YOUR OBJECTIVE:
Wherever the word "value" occurs in the listing below, copy that whole line.

═══ RECORDS ═══

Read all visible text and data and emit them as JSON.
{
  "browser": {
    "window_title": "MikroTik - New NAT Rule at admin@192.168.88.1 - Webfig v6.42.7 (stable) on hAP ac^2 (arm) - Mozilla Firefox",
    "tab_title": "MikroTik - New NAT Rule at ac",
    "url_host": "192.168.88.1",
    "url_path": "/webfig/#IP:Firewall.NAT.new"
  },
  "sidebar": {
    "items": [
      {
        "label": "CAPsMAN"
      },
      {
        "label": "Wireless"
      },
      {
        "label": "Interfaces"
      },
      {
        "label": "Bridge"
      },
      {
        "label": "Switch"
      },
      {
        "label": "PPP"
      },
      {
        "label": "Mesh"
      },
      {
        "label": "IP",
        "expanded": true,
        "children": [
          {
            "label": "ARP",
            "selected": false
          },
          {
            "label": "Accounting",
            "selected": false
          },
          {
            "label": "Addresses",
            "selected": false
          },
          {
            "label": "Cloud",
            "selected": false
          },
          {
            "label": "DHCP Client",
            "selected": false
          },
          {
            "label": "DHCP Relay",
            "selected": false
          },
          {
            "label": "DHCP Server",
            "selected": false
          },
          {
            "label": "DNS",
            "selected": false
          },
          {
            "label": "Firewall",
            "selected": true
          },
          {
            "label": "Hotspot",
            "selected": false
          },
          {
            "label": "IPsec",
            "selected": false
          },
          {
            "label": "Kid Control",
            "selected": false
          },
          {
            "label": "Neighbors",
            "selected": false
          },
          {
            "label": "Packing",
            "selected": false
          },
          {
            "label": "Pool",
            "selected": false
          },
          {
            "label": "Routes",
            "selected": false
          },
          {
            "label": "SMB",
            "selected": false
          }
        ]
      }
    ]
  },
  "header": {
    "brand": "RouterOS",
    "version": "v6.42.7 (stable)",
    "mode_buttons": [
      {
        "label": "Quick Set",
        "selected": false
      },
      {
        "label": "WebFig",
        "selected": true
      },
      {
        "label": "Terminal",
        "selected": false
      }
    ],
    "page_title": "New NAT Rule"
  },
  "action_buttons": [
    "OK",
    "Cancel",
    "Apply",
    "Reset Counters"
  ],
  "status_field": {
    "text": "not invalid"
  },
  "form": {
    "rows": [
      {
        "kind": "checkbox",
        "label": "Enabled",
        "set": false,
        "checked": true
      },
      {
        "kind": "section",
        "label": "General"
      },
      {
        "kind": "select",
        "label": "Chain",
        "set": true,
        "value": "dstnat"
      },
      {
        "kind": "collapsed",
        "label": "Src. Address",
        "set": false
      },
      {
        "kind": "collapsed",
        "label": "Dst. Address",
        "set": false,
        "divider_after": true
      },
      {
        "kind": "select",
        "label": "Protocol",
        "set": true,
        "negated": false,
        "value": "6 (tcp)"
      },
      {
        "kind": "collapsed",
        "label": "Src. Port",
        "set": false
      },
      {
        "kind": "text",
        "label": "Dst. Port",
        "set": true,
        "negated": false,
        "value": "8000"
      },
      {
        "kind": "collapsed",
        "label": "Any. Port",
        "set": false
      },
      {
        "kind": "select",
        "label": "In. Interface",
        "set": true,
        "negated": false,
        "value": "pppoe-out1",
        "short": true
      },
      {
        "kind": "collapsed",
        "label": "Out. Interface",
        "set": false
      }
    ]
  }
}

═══

EXPECTED OUTPUT:
        "value": "dstnat"
        "value": "6 (tcp)"
        "value": "8000"
        "value": "pppoe-out1",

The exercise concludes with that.